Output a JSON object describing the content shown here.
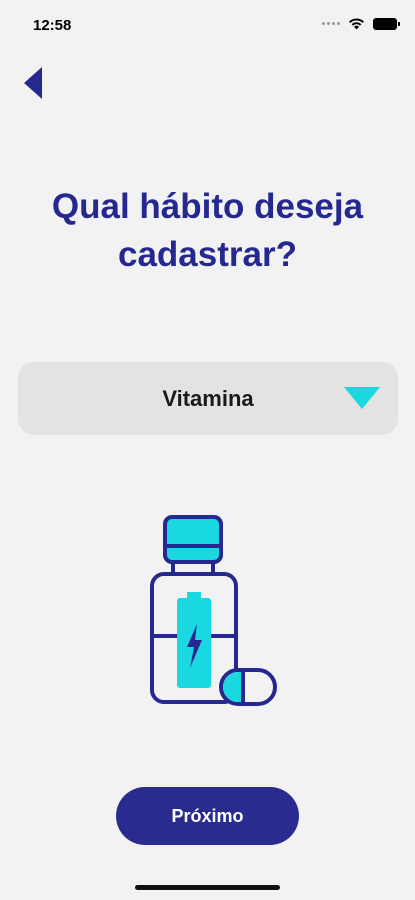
{
  "status_bar": {
    "time": "12:58",
    "icons": [
      "signal-dots-icon",
      "wifi-icon",
      "battery-icon"
    ]
  },
  "navigation": {
    "back_icon": "back-arrow-icon"
  },
  "title": "Qual hábito deseja cadastrar?",
  "habit_select": {
    "selected_value": "Vitamina",
    "dropdown_icon": "triangle-down-icon"
  },
  "illustration": {
    "icon": "vitamin-bottle-icon"
  },
  "next_button": {
    "label": "Próximo"
  },
  "colors": {
    "background": "#f2f2f2",
    "primary": "#2a2b8f",
    "title": "#25288f",
    "accent": "#1ad8e0",
    "select_bg": "#e3e3e3"
  }
}
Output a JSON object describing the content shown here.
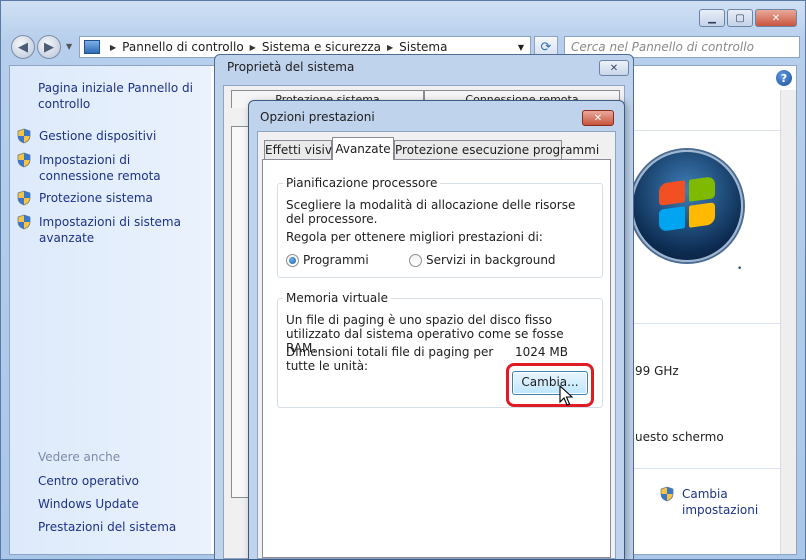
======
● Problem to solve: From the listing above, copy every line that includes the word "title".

● Response below:
  "title": "Qual hábito deseja cadastrar?",
    "title": "#25288f",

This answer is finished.